:: Work order ::
Look for the string "this" in the listing below and copy every line in which it appears.
*** Opening of Data under study ***
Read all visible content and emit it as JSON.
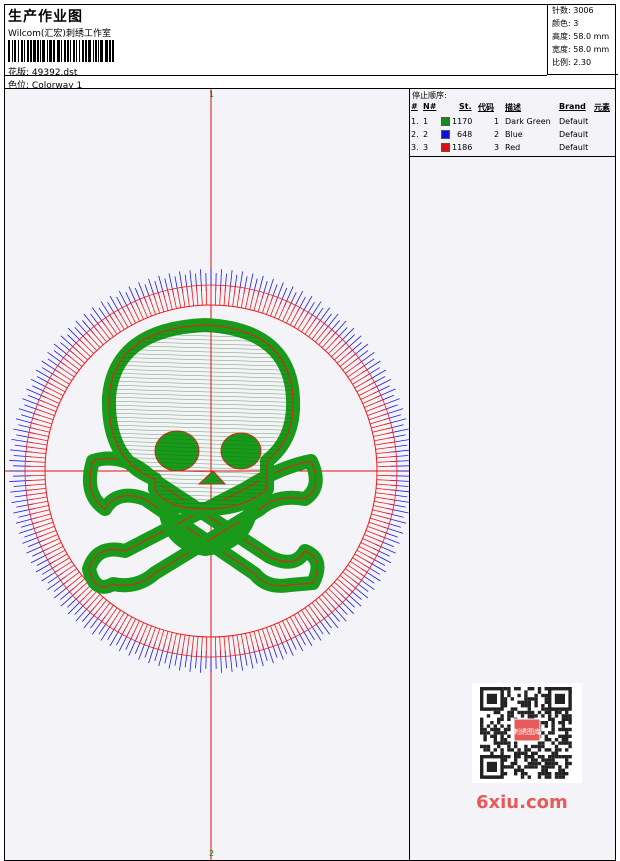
{
  "header": {
    "title": "生产作业图",
    "company": "Wilcom(汇宏)刺绣工作室",
    "pattern_label": "花版:",
    "pattern_value": "49392.dst",
    "colorway_label": "色位:",
    "colorway_value": "Colorway 1"
  },
  "stats": {
    "stitches_label": "针数:",
    "stitches_value": "3006",
    "colors_label": "颜色:",
    "colors_value": "3",
    "height_label": "高度:",
    "height_value": "58.0 mm",
    "width_label": "宽度:",
    "width_value": "58.0 mm",
    "scale_label": "比例:",
    "scale_value": "2.30"
  },
  "stop_sequence": {
    "title": "停止顺序:",
    "columns": [
      "#",
      "N#",
      "St.",
      "代码",
      "描述",
      "Brand",
      "元素"
    ],
    "rows": [
      {
        "n": "1.",
        "num": "1",
        "color": "#1a8a1a",
        "stitches": "1170",
        "code": "1",
        "desc": "Dark Green",
        "brand": "Default"
      },
      {
        "n": "2.",
        "num": "2",
        "color": "#1010dd",
        "stitches": "648",
        "code": "2",
        "desc": "Blue",
        "brand": "Default"
      },
      {
        "n": "3.",
        "num": "3",
        "color": "#dd1010",
        "stitches": "1186",
        "code": "3",
        "desc": "Red",
        "brand": "Default"
      }
    ]
  },
  "design": {
    "axis_top_label": "1",
    "axis_bottom_label": "2",
    "thread_colors": {
      "green": "#1a9a1a",
      "blue": "#1a1aee",
      "red": "#ee1a1a",
      "axis": "#dd1010"
    }
  },
  "watermark": {
    "text": "6xiu.com",
    "stamp": "刺绣图库"
  }
}
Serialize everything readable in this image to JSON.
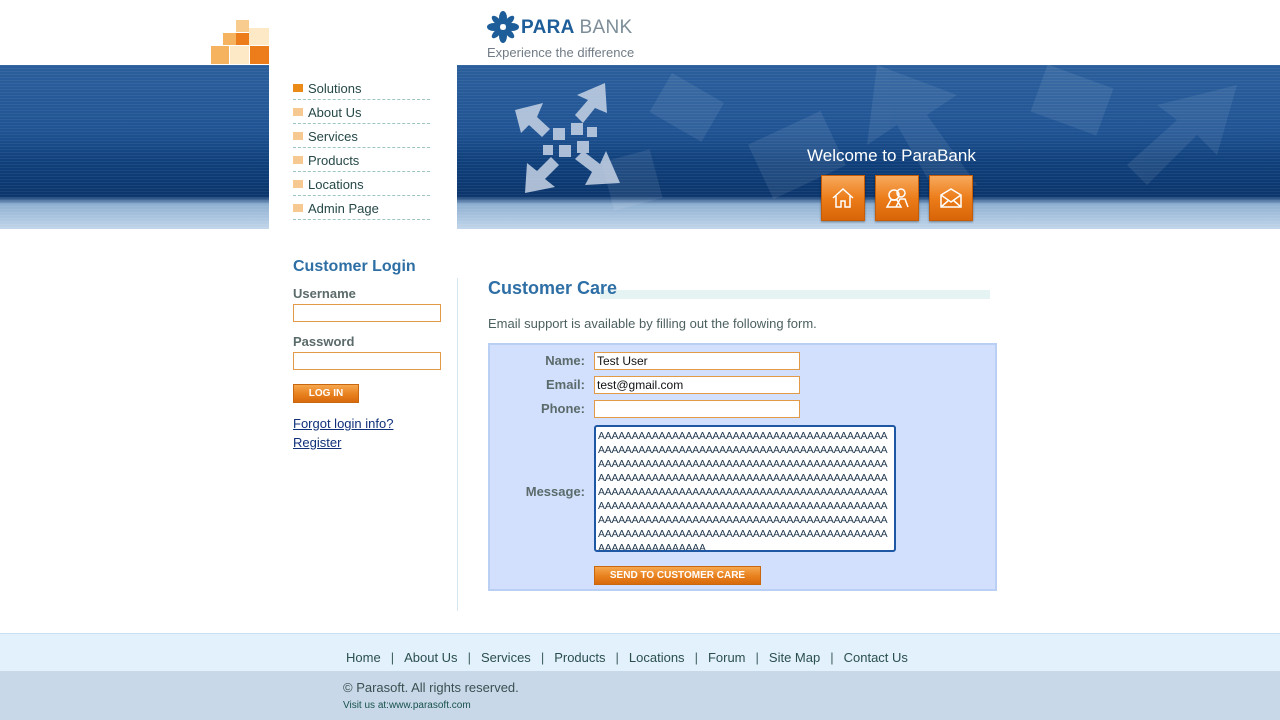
{
  "header": {
    "logo_para": "PARA",
    "logo_bank": "BANK",
    "tagline": "Experience the difference",
    "welcome": "Welcome to ParaBank",
    "icons": [
      "home-icon",
      "about-icon",
      "contact-icon"
    ],
    "accent_color": "#ec7d1a",
    "banner_color": "#1f5393"
  },
  "nav": {
    "items": [
      {
        "label": "Solutions"
      },
      {
        "label": "About Us"
      },
      {
        "label": "Services"
      },
      {
        "label": "Products"
      },
      {
        "label": "Locations"
      },
      {
        "label": "Admin Page"
      }
    ]
  },
  "login": {
    "title": "Customer Login",
    "username_label": "Username",
    "username_value": "",
    "password_label": "Password",
    "password_value": "",
    "button": "LOG IN",
    "forgot_link": "Forgot login info?",
    "register_link": "Register"
  },
  "main": {
    "title": "Customer Care",
    "intro": "Email support is available by filling out the following form.",
    "form": {
      "name_label": "Name:",
      "name_value": "Test User",
      "email_label": "Email:",
      "email_value": "test@gmail.com",
      "phone_label": "Phone:",
      "phone_value": "",
      "message_label": "Message:",
      "message_value": "AAAAAAAAAAAAAAAAAAAAAAAAAAAAAAAAAAAAAAAAAAAAAAAAAAAAAAAAAAAAAAAAAAAAAAAAAAAAAAAAAAAAAAAAAAAAAAAAAAAAAAAAAAAAAAAAAAAAAAAAAAAAAAAAAAAAAAAAAAAAAAAAAAAAAAAAAAAAAAAAAAAAAAAAAAAAAAAAAAAAAAAAAAAAAAAAAAAAAAAAAAAAAAAAAAAAAAAAAAAAAAAAAAAAAAAAAAAAAAAAAAAAAAAAAAAAAAAAAAAAAAAAAAAAAAAAAAAAAAAAAAAAAAAAAAAAAAAAAAAAAAAAAAAAAAAAAAAAAAAAAAAAAAAAAAAAAAAAAAAAAAAAAAAAAAAAAAAAAAAA",
      "send_button": "SEND TO CUSTOMER CARE"
    }
  },
  "footer": {
    "links": [
      "Home",
      "About Us",
      "Services",
      "Products",
      "Locations",
      "Forum",
      "Site Map",
      "Contact Us"
    ],
    "separator": "|",
    "copyright": "© Parasoft. All rights reserved.",
    "visit_prefix": "Visit us at:",
    "visit_link": "www.parasoft.com"
  }
}
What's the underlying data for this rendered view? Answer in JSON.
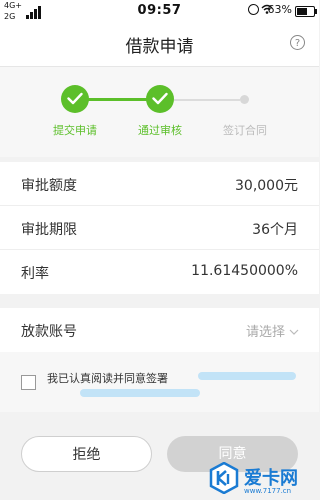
{
  "status_bar": {
    "network_top": "4G+",
    "network_bottom": "2G",
    "time": "09:57",
    "battery": "63%",
    "icons": [
      "signal-icon",
      "alarm-icon",
      "wifi-icon",
      "battery-icon"
    ]
  },
  "header": {
    "title": "借款申请",
    "help_icon": "?"
  },
  "stepper": {
    "steps": [
      {
        "label": "提交申请",
        "status": "done"
      },
      {
        "label": "通过审核",
        "status": "done"
      },
      {
        "label": "签订合同",
        "status": "pending"
      }
    ],
    "active_color": "#5cbf2a",
    "inactive_color": "#bbbbbb"
  },
  "details": [
    {
      "label": "审批额度",
      "value": "30,000元"
    },
    {
      "label": "审批期限",
      "value": "36个月"
    },
    {
      "label": "利率",
      "value": "11.61450000%"
    }
  ],
  "account": {
    "label": "放款账号",
    "placeholder": "请选择"
  },
  "agreement": {
    "text": "我已认真阅读并同意签署",
    "checked": false
  },
  "buttons": {
    "reject": "拒绝",
    "agree": "同意"
  },
  "watermark": {
    "brand": "爱卡网",
    "url": "www.7177.cn"
  }
}
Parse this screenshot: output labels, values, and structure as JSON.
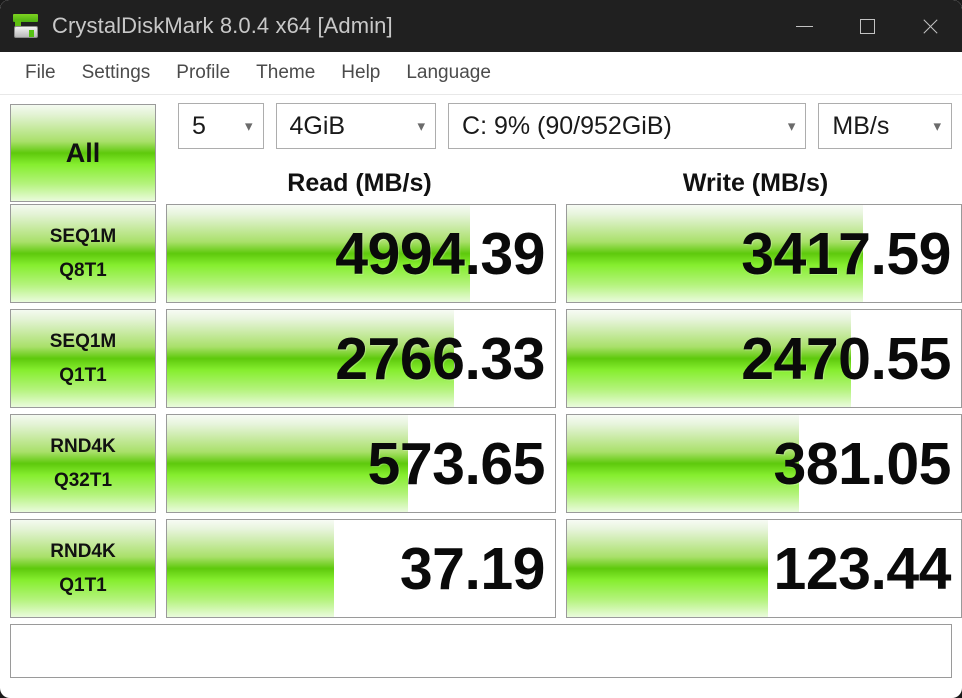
{
  "window": {
    "title": "CrystalDiskMark 8.0.4 x64 [Admin]",
    "icon": "crystaldiskmark-icon",
    "controls": {
      "minimize": "minimize-icon",
      "maximize": "maximize-icon",
      "close": "close-icon"
    }
  },
  "menu": {
    "items": [
      {
        "label": "File"
      },
      {
        "label": "Settings"
      },
      {
        "label": "Profile"
      },
      {
        "label": "Theme"
      },
      {
        "label": "Help"
      },
      {
        "label": "Language"
      }
    ]
  },
  "toolbar": {
    "all_button": "All",
    "runs": {
      "value": "5",
      "chevron": "chevron-down-icon"
    },
    "test_size": {
      "value": "4GiB",
      "chevron": "chevron-down-icon"
    },
    "drive": {
      "value": "C: 9% (90/952GiB)",
      "chevron": "chevron-down-icon"
    },
    "unit": {
      "value": "MB/s",
      "chevron": "chevron-down-icon"
    }
  },
  "columns": {
    "read": "Read (MB/s)",
    "write": "Write (MB/s)"
  },
  "status": {
    "text": ""
  },
  "colors": {
    "accent_green": "#5ec90c",
    "accent_green_light": "#86ee2f",
    "titlebar": "#202020",
    "title_text": "#c8c8c8"
  },
  "chart_data": {
    "type": "bar",
    "title": "CrystalDiskMark 8.0.4 Benchmark Results",
    "unit": "MB/s",
    "drive": "C: 9% (90/952GiB)",
    "test_size": "4GiB",
    "runs": 5,
    "categories": [
      "SEQ1M Q8T1",
      "SEQ1M Q1T1",
      "RND4K Q32T1",
      "RND4K Q1T1"
    ],
    "series": [
      {
        "name": "Read (MB/s)",
        "values": [
          4994.39,
          2766.33,
          573.65,
          37.19
        ]
      },
      {
        "name": "Write (MB/s)",
        "values": [
          3417.59,
          2470.55,
          381.05,
          123.44
        ]
      }
    ],
    "rows": [
      {
        "label_top": "SEQ1M",
        "label_bottom": "Q8T1",
        "read": "4994.39",
        "write": "3417.59",
        "read_fill_pct": 78,
        "write_fill_pct": 75
      },
      {
        "label_top": "SEQ1M",
        "label_bottom": "Q1T1",
        "read": "2766.33",
        "write": "2470.55",
        "read_fill_pct": 74,
        "write_fill_pct": 72
      },
      {
        "label_top": "RND4K",
        "label_bottom": "Q32T1",
        "read": "573.65",
        "write": "381.05",
        "read_fill_pct": 62,
        "write_fill_pct": 59
      },
      {
        "label_top": "RND4K",
        "label_bottom": "Q1T1",
        "read": "37.19",
        "write": "123.44",
        "read_fill_pct": 43,
        "write_fill_pct": 51
      }
    ],
    "xlabel": "",
    "ylabel": "MB/s",
    "legend": [
      "Read (MB/s)",
      "Write (MB/s)"
    ]
  }
}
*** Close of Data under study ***
:: Problem solution ::
Serialize everything readable in this image to JSON.
What's the underlying data for this rendered view? Answer in JSON.
Parse this screenshot: output labels, values, and structure as JSON.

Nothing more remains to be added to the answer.